Oh shit. Let me back up. Sous Vide is done in vacuum sealed bags. You then take the vacuum sealed bags and place them in water that is a precisely heated to an exact temperature.
But How Do You Heat That Water?
This is my Anova Culinary Sous Vide Precision Cooker. It’s the Wi-Fi model thats supposed to connect with your phone over your Wi-Fi network and allow you to “monitor” your cook from the cloud. I love the device but the Wi-Fi is kind of pointless. Anova wants you to connect and login through a website now and I’ve never been able to login. I’d recommend the cheaper Bluetooth model.
All you have to do is attach the Anova to the side of a food storage container/pot/cooler and set the temperature. Let water come to the desired temperature, set duration, and your good to cook. Place the racked up steaks into the bath cover and leave it for 4 hours. Don’t fiddle with the bags because they may rupture. If the bags still float, simply use metal binder clips to attach them to the rack.
Make The Sauce, Boss!
When cooking time is up. remove the steaks from the bag and let them rest. Save any liquid that’s accumulated in the bag. This is your steak jus and there is plenty of flavor in there that we’ll be using later.

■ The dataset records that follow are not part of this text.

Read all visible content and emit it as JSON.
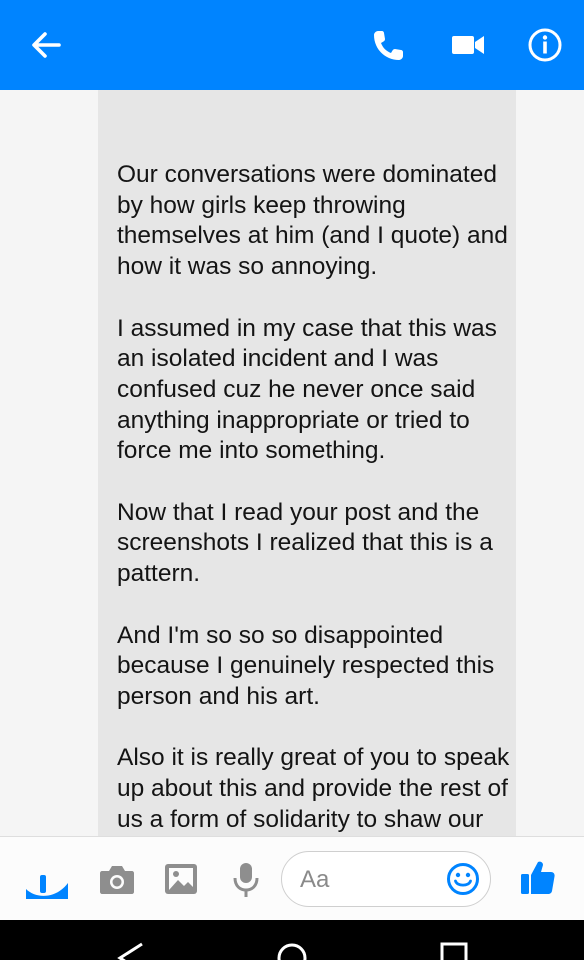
{
  "header": {
    "background": "#0084ff",
    "icons": [
      "back-arrow-icon",
      "phone-icon",
      "video-camera-icon",
      "info-icon"
    ]
  },
  "message": {
    "bubble_color": "#e6e6e6",
    "lines_partial_top": "Our conversations were",
    "paragraphs": [
      "Our conversations were dominated by how girls keep throwing themselves at him (and I quote) and how it was so annoying.",
      "I assumed in my case that this was an isolated incident and I was confused cuz he never once said anything inappropriate or tried to force me into something.",
      "Now that I read your post and the screenshots I realized that this is a pattern.",
      "And I'm so so so disappointed because I genuinely respected this person and his art.",
      "Also it is really great of you to speak up about this and provide the rest of us a form of solidarity to shaw our bits."
    ]
  },
  "composer": {
    "placeholder": "Aa",
    "accent": "#0084ff",
    "icons": [
      "more-icon",
      "camera-icon",
      "gallery-icon",
      "microphone-icon",
      "emoji-icon",
      "thumbs-up-icon"
    ]
  },
  "system_nav": {
    "icons": [
      "nav-back-icon",
      "nav-home-icon",
      "nav-recents-icon"
    ]
  }
}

In a small pot sauté onions until soft (about 5 minutes). Add soy sauce, mirin (sweet Japanese rice wine), sake, the steak jus, sugar, sliced ginger, and a couple of garlic cloves. Bring to a boil and simmer for 15 minutes. Strain out the solids. At this point you have a delicious teriyaki sauce but now we have to turn it into a salad dressing.
Return the sauce to heat and add finely grated garlic and Tobanjan to the pot, which is a spicy Japanese chili bean sauce. It also can be found under the name toban jiang, toban zhang, or in this case, toban djan. It’s the same stuff. In a small bowl, stir a tablespoon of cornstarch and a tablespoon of water together until the cornstarch has dissolved and it’s taken on a milky texture. Stir it into the sauce and cook until it turns shiny and has thickened slightly (about 3 minutes). Remove from heat, sprinkle in sesame seeds, and allow it to cool.
Slice up those beautifully cooked steaks. Resist the urge to eat them with your fingers. OK i’ll let you have a couple. I’m not kidding, the steak will be so perfect you might tear up a bit. Now build your salad in a bowl. Start with some mixed spring greens. Add some shredded carrots, daikon (Japanese white radish), julienned scallion, and if you want to add more to it edamame and sliced cucumber work too. Dress with the sauce with extra on the side if people want more.
I know I wrote a whole lot about it, but sous vide is a super simple way to get the perfectly cut most delicious, restaurant quality meat at home.